→ TASK ITEM
Return all the lines below in which the string "Amazon" appears.

◆ ◆ ◆ ◆

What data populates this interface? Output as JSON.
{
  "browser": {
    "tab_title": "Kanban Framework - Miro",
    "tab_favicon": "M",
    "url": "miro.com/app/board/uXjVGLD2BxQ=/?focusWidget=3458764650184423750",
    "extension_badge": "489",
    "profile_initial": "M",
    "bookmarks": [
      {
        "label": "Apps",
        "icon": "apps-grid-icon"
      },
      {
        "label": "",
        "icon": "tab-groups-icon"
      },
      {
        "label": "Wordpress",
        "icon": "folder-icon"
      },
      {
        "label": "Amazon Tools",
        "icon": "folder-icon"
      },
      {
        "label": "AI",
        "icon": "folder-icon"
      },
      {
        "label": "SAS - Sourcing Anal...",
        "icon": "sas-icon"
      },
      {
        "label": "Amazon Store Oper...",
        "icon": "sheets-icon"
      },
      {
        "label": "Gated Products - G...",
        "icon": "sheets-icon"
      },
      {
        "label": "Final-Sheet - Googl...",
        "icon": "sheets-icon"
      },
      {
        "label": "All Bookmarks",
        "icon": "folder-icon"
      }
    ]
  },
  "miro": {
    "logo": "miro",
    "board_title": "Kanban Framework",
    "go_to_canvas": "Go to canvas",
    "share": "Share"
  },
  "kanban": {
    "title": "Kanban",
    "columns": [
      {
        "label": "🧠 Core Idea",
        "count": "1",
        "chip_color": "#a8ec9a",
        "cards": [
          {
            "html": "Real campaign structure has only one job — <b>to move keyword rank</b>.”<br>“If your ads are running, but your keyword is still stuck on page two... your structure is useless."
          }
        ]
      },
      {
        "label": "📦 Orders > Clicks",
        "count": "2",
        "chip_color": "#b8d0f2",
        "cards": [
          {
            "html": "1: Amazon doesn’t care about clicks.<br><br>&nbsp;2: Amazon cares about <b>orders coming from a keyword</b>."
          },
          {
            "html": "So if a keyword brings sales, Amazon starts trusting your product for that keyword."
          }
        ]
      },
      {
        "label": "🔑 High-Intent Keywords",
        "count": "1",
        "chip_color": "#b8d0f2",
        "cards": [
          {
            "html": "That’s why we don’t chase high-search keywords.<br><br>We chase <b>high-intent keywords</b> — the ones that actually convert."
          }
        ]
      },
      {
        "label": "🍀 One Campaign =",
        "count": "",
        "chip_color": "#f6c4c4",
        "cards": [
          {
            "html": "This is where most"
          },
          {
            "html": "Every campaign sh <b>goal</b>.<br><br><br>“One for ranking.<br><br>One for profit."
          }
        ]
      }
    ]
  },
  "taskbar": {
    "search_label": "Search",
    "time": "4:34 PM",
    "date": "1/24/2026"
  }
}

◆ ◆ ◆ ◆

→ REPLY TO THE TASK
        "label": "Amazon Tools",
        "label": "Amazon Store Oper...",
            "html": "1: Amazon doesn’t care about clicks.<br><br>&nbsp;2: Amazon cares about <b>orders coming from a keyword</b>."
            "html": "So if a keyword brings sales, Amazon starts trusting your product for that keyword."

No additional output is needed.